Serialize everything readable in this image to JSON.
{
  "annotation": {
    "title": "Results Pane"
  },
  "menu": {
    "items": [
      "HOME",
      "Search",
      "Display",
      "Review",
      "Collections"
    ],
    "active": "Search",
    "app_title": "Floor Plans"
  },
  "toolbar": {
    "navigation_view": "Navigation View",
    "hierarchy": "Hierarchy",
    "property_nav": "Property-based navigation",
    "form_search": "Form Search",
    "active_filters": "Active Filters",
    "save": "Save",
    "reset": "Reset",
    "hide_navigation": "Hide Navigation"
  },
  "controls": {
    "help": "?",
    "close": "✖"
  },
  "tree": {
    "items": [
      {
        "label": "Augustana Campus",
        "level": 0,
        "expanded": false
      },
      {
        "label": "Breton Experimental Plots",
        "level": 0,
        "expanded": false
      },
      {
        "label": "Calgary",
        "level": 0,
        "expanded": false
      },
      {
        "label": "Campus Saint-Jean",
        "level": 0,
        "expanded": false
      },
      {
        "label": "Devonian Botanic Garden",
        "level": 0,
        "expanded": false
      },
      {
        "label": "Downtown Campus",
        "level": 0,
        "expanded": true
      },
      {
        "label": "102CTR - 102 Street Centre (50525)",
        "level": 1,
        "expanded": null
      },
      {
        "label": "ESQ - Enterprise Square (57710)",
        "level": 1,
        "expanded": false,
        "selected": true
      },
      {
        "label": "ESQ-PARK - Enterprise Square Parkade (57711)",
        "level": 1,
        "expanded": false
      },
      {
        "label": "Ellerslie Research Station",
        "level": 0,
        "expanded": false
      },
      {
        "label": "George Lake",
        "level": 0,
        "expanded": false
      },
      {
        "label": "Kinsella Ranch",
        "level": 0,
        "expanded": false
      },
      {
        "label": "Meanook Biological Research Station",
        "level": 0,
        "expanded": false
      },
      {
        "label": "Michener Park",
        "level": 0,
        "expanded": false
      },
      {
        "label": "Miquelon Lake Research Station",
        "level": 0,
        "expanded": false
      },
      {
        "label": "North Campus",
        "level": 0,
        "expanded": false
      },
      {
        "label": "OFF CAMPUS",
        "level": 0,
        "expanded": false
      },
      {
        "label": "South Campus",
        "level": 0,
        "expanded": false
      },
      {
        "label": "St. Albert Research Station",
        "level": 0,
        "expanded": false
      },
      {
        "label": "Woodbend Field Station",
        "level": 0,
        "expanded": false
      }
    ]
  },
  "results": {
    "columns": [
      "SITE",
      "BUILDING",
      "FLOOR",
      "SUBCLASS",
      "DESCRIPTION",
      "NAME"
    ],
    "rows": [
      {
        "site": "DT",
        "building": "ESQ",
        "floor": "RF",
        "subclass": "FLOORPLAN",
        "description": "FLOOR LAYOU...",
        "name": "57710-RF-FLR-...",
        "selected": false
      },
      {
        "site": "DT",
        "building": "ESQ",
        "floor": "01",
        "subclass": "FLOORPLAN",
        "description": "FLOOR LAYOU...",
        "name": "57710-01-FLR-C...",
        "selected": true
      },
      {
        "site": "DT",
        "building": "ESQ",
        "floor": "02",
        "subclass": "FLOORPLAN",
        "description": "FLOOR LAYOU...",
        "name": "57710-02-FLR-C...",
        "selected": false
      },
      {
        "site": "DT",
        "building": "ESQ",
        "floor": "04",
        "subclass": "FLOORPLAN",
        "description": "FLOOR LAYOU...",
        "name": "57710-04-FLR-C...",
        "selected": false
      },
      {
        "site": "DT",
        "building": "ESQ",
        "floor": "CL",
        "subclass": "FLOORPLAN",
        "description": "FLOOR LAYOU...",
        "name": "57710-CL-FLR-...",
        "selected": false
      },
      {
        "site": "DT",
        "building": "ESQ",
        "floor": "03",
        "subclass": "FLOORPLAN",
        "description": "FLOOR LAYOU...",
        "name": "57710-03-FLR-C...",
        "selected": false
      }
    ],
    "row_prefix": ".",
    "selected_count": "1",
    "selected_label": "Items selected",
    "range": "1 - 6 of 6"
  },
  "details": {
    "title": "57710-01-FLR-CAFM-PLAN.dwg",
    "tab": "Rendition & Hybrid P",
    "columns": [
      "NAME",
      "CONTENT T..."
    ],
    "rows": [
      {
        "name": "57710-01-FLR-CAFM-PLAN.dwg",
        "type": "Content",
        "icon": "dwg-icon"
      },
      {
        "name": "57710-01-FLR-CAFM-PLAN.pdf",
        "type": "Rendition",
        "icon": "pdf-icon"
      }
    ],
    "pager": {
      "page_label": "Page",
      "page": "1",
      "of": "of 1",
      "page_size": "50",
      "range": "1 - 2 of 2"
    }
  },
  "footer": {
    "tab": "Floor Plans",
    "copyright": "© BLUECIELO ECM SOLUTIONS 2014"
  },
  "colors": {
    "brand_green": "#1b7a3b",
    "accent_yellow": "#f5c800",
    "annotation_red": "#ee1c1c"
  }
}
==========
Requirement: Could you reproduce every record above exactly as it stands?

Response to this task:
Serialize everything readable in this image to JSON.
{
  "annotation": {
    "title": "Results Pane"
  },
  "menu": {
    "items": [
      "HOME",
      "Search",
      "Display",
      "Review",
      "Collections"
    ],
    "active": "Search",
    "app_title": "Floor Plans"
  },
  "toolbar": {
    "navigation_view": "Navigation View",
    "hierarchy": "Hierarchy",
    "property_nav": "Property-based navigation",
    "form_search": "Form Search",
    "active_filters": "Active Filters",
    "save": "Save",
    "reset": "Reset",
    "hide_navigation": "Hide Navigation"
  },
  "controls": {
    "help": "?",
    "close": "✖"
  },
  "tree": {
    "items": [
      {
        "label": "Augustana Campus",
        "level": 0,
        "expanded": false
      },
      {
        "label": "Breton Experimental Plots",
        "level": 0,
        "expanded": false
      },
      {
        "label": "Calgary",
        "level": 0,
        "expanded": false
      },
      {
        "label": "Campus Saint-Jean",
        "level": 0,
        "expanded": false
      },
      {
        "label": "Devonian Botanic Garden",
        "level": 0,
        "expanded": false
      },
      {
        "label": "Downtown Campus",
        "level": 0,
        "expanded": true
      },
      {
        "label": "102CTR - 102 Street Centre (50525)",
        "level": 1,
        "expanded": null
      },
      {
        "label": "ESQ - Enterprise Square (57710)",
        "level": 1,
        "expanded": false,
        "selected": true
      },
      {
        "label": "ESQ-PARK - Enterprise Square Parkade (57711)",
        "level": 1,
        "expanded": false
      },
      {
        "label": "Ellerslie Research Station",
        "level": 0,
        "expanded": false
      },
      {
        "label": "George Lake",
        "level": 0,
        "expanded": false
      },
      {
        "label": "Kinsella Ranch",
        "level": 0,
        "expanded": false
      },
      {
        "label": "Meanook Biological Research Station",
        "level": 0,
        "expanded": false
      },
      {
        "label": "Michener Park",
        "level": 0,
        "expanded": false
      },
      {
        "label": "Miquelon Lake Research Station",
        "level": 0,
        "expanded": false
      },
      {
        "label": "North Campus",
        "level": 0,
        "expanded": false
      },
      {
        "label": "OFF CAMPUS",
        "level": 0,
        "expanded": false
      },
      {
        "label": "South Campus",
        "level": 0,
        "expanded": false
      },
      {
        "label": "St. Albert Research Station",
        "level": 0,
        "expanded": false
      },
      {
        "label": "Woodbend Field Station",
        "level": 0,
        "expanded": false
      }
    ]
  },
  "results": {
    "columns": [
      "SITE",
      "BUILDING",
      "FLOOR",
      "SUBCLASS",
      "DESCRIPTION",
      "NAME"
    ],
    "rows": [
      {
        "site": "DT",
        "building": "ESQ",
        "floor": "RF",
        "subclass": "FLOORPLAN",
        "description": "FLOOR LAYOU...",
        "name": "57710-RF-FLR-...",
        "selected": false
      },
      {
        "site": "DT",
        "building": "ESQ",
        "floor": "01",
        "subclass": "FLOORPLAN",
        "description": "FLOOR LAYOU...",
        "name": "57710-01-FLR-C...",
        "selected": true
      },
      {
        "site": "DT",
        "building": "ESQ",
        "floor": "02",
        "subclass": "FLOORPLAN",
        "description": "FLOOR LAYOU...",
        "name": "57710-02-FLR-C...",
        "selected": false
      },
      {
        "site": "DT",
        "building": "ESQ",
        "floor": "04",
        "subclass": "FLOORPLAN",
        "description": "FLOOR LAYOU...",
        "name": "57710-04-FLR-C...",
        "selected": false
      },
      {
        "site": "DT",
        "building": "ESQ",
        "floor": "CL",
        "subclass": "FLOORPLAN",
        "description": "FLOOR LAYOU...",
        "name": "57710-CL-FLR-...",
        "selected": false
      },
      {
        "site": "DT",
        "building": "ESQ",
        "floor": "03",
        "subclass": "FLOORPLAN",
        "description": "FLOOR LAYOU...",
        "name": "57710-03-FLR-C...",
        "selected": false
      }
    ],
    "row_prefix": ".",
    "selected_count": "1",
    "selected_label": "Items selected",
    "range": "1 - 6 of 6"
  },
  "details": {
    "title": "57710-01-FLR-CAFM-PLAN.dwg",
    "tab": "Rendition & Hybrid P",
    "columns": [
      "NAME",
      "CONTENT T..."
    ],
    "rows": [
      {
        "name": "57710-01-FLR-CAFM-PLAN.dwg",
        "type": "Content",
        "icon": "dwg-icon"
      },
      {
        "name": "57710-01-FLR-CAFM-PLAN.pdf",
        "type": "Rendition",
        "icon": "pdf-icon"
      }
    ],
    "pager": {
      "page_label": "Page",
      "page": "1",
      "of": "of 1",
      "page_size": "50",
      "range": "1 - 2 of 2"
    }
  },
  "footer": {
    "tab": "Floor Plans",
    "copyright": "© BLUECIELO ECM SOLUTIONS 2014"
  },
  "colors": {
    "brand_green": "#1b7a3b",
    "accent_yellow": "#f5c800",
    "annotation_red": "#ee1c1c"
  }
}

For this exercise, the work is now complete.